Just how did we reach this crescendo of madness? We “interpreted” ourselves here, of course! There is no law on the books that requires any school district to allow a boy access to the girls’ locker room no matter how he “identifies.” The Obama Administration has nonetheless conjured up a novel interpretation from an old and undeservedly venerated law to achieve his policy goal.

 … Separate locker rooms are in and of themselves sex discriminatory—further proof that discrimination is not always bad and that we all do it every day. Unless it’s the DoEt’s position that male and female locker rooms should be integrated, they’re also supportive of sex discrimination. But that’s not their position, nor is it the student’s position or that of the ACLU. They support keeping boys out of the girls’ room but they insist that the student in question is a girl like any other and deserves to be treated as such. Anything less is a violation of “her” rights under Title IX, they argue.

Except it isn’t. Title IX was never intended to shield gender dysphoric people from reality. It addresses discrimination based on sex. Even today, “sex” is understood to be assigned at birth as either male or female, with “gender”—a much more fluid concept—being used to describe how one feels about that reality.

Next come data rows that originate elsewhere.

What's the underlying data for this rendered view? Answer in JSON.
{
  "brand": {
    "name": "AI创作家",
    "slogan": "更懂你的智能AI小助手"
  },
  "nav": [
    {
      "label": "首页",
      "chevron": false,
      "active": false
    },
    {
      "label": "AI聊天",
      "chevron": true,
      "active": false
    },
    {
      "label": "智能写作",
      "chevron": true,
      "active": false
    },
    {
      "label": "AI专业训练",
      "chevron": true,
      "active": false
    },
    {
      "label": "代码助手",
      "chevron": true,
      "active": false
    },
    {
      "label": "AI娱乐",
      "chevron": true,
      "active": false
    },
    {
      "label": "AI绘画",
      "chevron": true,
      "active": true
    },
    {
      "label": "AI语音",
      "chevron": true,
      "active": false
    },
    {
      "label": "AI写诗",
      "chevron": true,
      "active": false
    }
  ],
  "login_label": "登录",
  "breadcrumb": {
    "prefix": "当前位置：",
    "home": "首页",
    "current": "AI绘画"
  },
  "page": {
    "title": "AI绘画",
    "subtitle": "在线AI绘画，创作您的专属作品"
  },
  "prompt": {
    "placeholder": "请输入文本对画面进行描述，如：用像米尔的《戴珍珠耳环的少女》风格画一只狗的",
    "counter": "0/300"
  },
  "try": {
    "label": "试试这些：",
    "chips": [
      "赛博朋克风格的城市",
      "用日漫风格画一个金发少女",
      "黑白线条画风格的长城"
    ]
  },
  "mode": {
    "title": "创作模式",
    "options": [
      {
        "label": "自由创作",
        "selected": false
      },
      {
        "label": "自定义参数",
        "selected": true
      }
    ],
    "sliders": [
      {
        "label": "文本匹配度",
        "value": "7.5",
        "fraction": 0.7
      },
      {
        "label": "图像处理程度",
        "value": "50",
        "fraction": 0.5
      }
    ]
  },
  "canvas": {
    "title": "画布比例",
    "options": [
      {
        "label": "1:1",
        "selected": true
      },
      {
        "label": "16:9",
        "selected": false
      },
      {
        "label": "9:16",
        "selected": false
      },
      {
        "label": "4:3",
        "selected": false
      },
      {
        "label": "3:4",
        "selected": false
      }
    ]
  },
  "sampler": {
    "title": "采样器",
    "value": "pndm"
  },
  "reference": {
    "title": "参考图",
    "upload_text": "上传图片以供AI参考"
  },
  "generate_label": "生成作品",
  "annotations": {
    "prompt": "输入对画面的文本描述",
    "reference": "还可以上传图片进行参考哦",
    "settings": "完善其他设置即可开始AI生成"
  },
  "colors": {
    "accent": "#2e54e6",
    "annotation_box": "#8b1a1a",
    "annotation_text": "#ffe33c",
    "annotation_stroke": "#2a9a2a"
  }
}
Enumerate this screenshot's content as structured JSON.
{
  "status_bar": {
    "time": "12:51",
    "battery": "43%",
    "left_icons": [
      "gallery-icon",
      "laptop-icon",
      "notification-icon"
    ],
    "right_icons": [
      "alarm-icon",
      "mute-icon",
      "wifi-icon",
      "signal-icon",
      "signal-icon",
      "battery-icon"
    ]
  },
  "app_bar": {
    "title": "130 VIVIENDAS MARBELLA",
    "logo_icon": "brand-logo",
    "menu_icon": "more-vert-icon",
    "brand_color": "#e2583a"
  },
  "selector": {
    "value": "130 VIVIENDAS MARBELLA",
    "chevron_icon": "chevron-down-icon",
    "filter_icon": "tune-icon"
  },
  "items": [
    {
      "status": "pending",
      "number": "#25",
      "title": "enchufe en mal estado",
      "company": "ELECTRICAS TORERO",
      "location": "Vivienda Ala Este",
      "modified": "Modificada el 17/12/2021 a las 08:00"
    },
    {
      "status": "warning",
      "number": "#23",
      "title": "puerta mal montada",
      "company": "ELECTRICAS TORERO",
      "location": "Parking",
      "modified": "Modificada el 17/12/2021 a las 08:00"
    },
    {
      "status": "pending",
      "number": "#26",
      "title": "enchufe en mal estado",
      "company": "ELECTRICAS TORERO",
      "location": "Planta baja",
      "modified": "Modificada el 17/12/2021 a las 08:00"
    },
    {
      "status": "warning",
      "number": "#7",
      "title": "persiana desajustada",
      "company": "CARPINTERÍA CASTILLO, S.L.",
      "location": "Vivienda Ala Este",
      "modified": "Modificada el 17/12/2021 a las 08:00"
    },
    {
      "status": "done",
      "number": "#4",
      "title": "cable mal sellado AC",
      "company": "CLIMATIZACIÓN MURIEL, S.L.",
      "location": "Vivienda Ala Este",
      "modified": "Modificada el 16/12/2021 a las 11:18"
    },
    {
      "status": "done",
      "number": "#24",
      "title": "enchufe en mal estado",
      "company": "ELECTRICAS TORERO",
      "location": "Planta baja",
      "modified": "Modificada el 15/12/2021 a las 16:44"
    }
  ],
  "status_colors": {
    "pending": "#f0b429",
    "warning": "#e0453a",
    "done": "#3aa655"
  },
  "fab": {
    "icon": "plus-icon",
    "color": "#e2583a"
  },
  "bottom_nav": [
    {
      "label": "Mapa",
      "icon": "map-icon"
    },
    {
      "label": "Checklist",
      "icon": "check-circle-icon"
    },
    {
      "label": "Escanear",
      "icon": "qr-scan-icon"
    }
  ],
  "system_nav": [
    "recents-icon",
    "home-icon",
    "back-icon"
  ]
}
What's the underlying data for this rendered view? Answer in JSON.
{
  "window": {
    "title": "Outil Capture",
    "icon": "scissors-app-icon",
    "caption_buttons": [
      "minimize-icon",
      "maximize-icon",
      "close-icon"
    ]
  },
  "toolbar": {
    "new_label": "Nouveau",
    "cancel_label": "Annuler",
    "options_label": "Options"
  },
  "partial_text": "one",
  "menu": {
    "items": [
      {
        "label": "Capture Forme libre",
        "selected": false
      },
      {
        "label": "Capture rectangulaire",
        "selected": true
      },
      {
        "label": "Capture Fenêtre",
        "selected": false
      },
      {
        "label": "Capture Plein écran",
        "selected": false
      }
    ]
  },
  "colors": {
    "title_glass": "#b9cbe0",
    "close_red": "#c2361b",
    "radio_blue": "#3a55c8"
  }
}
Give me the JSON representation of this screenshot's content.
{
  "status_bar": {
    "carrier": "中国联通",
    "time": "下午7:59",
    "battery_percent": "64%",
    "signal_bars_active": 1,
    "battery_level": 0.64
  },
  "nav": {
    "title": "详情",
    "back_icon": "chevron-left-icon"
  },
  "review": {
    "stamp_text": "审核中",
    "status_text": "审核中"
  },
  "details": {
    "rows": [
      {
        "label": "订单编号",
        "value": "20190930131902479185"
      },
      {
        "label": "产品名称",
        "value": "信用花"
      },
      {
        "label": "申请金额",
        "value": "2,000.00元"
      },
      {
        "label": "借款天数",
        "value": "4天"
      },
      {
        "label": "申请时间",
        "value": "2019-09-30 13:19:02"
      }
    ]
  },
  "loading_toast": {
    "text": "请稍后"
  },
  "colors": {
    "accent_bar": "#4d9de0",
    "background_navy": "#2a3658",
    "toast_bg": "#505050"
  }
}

 … Nondiscrimination laws lend themselves to this kind of abuse. As I have written in previous columns, I stand in opposition to all private sector nondiscrimination laws. Granted, the aforementioned locker room controversy is found completely within the realm of government so I will also add that even public sector nondiscrimination laws should be carefully considered, narrowly focused, and strictly adhered to. Bureaucrats should not be allowed to get away with creative (mis)interpretations that clearly depart from the spirit and the letter of the law.

The Civil Rights Act of 1964 offers an excellent example of a law that was twisted after its passage into something very different than what Americans were sold on.

 … In the wrong person’s hands, nondiscrimination laws can be “interpreted” to mean almost anything. They nearly always become leviathans of big government—and probably not by accident.